During WWI, British foreign secretary Arthur James Balfour wrote: “His Majesty’s Government view with favour the establishment in Palestine of a national home for the Jewish people, and will use their best endeavours to facilitate the achievement of this object….” The date of Lord Balfour’s letter was November 2, 1917. For Bible-believing Christians, Balfour’s statement was beyond mere political rhetoric; it “was the hand of God writing a warrant for His people.” Soon after the Balfour Declaration, British military forces took possession of Palestine when the Palestinian Arabs still supported “the (Muslim) Ottoman Empire in its war against the (Christian) Allied powers.”
The spoils of victory included Britain formalizing its control of Palestine in 1922 with the establishment of the British mandate (Palestine and Iraq). The text of the Palestine mandate approved the Balfour Declaration and recognized “the historical connection of the Jewish people with Palestine and to the grounds for reconstructing their national home in that country….” Palestinians Jews looked forward to political independence and they had an advantage in a formal international sense.
Of the Jews, the highest concentration resided in Jerusalem. The British census of 1922 recorded 33,971 Jews and 28,112 Arabs living in Jerusalem proper. Interestingly, the leading Arab families in Palestine sold land to the Jews up until 1947. The mandate period witnessed the economic rise of the Jewish communities, far outpacing Arab development that lacked the democratic governing institutions of the Jews.

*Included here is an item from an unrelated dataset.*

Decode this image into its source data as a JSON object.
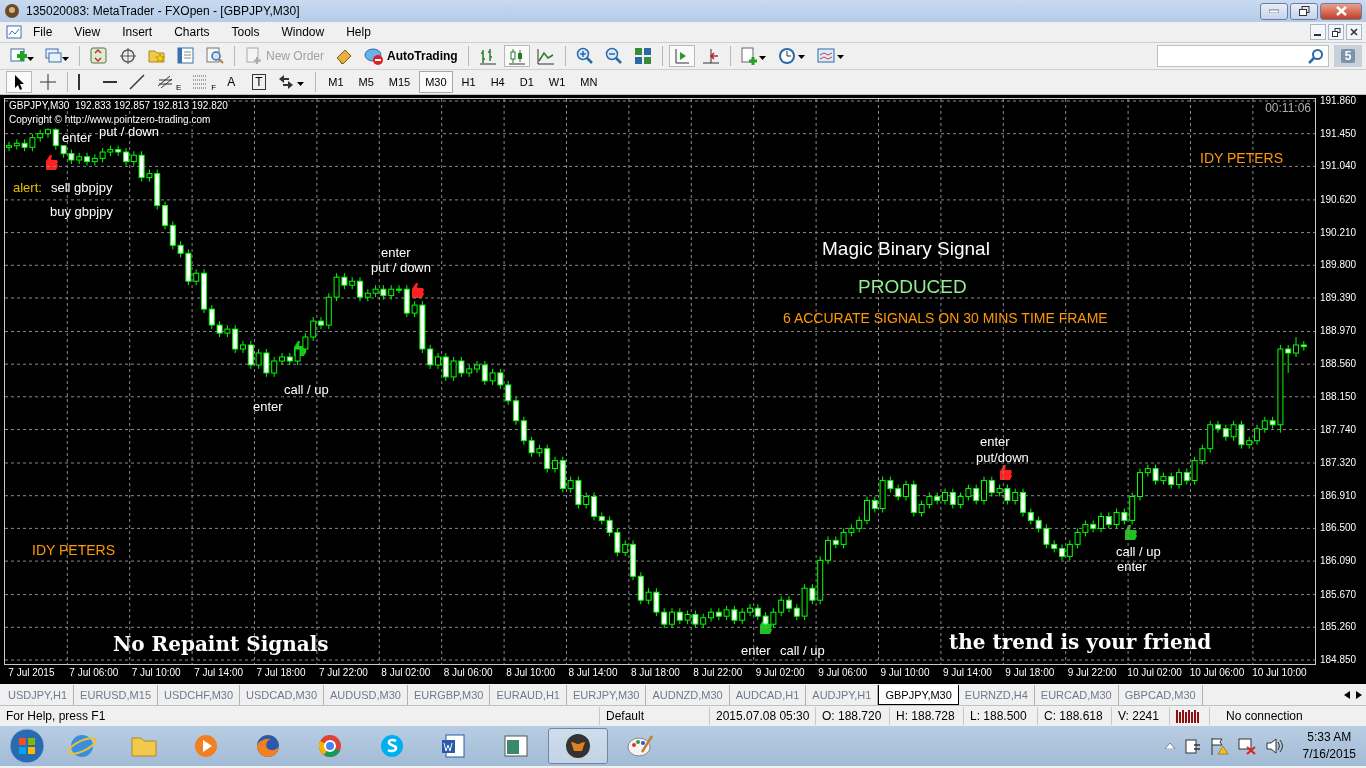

Before the creation of the State of Israel in 1948, there was deadly Arab-Jewish conflict with the worst episodes in the years 1919-21, 1929, 1933, and 1936-39. The British were unable to solve the violence of the 1940s. They looked to the United Nations. In 1947, the United Nations Special Committee on Palestine (UNSCOP), composed of 11 “neutral” member nations, began with the basic outline that division of Palestine between the Palestinian Jews and the Palestinian Arabs was the best option. In 1947, UNSCOP visited the Jewish refugee camps in Europe, met with Jewish and Arab leaders in Palestine, and debated the issue. Jewish representatives made progress since they were able to showcase economic and land improvement and they were well prepared to present their side to UNSCOP whereas the Arabs boycotted meetings, ignored the UNSCOP members who visited Arab villages, and failed to propose any coherent alternative.
The UNSCOP presented its official recommendations to the UN General Assembly on November 29, 1947. The majority report stipulated the partition of Palestine into two states with the Jewish state having most of the coastal area, western Galilee, and the Negev. The UN plan received the necessary number of votes from member nations (including both the United States and the Union of Soviet Socialist Republics).
The partition decision was not a great deal for the Palestinian Jews, but they accepted it (it was the best deal for Jews in 1900 years). The Palestinian Arabs did not accept it. And 66 years later, many Arabs continue to argue for the destruction of Israel.